» Work required:
In the entries below, find every line with the string "balteatus" and copy it.

Web page and app entries:
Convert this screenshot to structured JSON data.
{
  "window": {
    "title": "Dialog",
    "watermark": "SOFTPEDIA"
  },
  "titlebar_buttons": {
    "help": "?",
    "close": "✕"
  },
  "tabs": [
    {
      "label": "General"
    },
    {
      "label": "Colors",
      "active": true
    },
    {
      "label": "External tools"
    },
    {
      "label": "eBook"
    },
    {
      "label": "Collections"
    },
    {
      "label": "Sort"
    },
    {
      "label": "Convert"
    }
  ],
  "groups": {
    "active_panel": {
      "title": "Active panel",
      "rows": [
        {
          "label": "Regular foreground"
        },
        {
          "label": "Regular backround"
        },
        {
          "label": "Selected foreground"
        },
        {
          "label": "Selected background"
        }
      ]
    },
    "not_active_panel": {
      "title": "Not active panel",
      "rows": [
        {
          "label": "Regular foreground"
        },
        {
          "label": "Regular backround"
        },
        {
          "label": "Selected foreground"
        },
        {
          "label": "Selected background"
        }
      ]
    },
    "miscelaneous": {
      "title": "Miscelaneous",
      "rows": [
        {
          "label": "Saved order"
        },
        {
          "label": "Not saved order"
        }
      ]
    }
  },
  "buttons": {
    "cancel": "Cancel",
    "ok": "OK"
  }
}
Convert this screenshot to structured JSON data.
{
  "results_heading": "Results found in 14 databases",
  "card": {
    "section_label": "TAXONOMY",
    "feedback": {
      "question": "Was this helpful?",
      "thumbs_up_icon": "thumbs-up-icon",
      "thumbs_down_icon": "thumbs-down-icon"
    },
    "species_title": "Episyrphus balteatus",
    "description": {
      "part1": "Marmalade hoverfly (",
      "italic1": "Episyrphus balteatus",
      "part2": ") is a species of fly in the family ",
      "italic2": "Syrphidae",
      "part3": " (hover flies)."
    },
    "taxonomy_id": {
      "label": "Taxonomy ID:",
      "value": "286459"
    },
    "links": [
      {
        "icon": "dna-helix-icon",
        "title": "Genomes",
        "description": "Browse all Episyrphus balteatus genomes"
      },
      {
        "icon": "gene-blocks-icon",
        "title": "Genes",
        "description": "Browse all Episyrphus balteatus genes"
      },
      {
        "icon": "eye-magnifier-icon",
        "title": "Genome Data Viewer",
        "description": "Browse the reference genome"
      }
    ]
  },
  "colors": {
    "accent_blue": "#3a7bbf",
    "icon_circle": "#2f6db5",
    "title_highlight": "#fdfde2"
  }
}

» Response to this task:
    "species_title": "Episyrphus balteatus",
      "italic1": "Episyrphus balteatus",
        "description": "Browse all Episyrphus balteatus genomes"
        "description": "Browse all Episyrphus balteatus genes"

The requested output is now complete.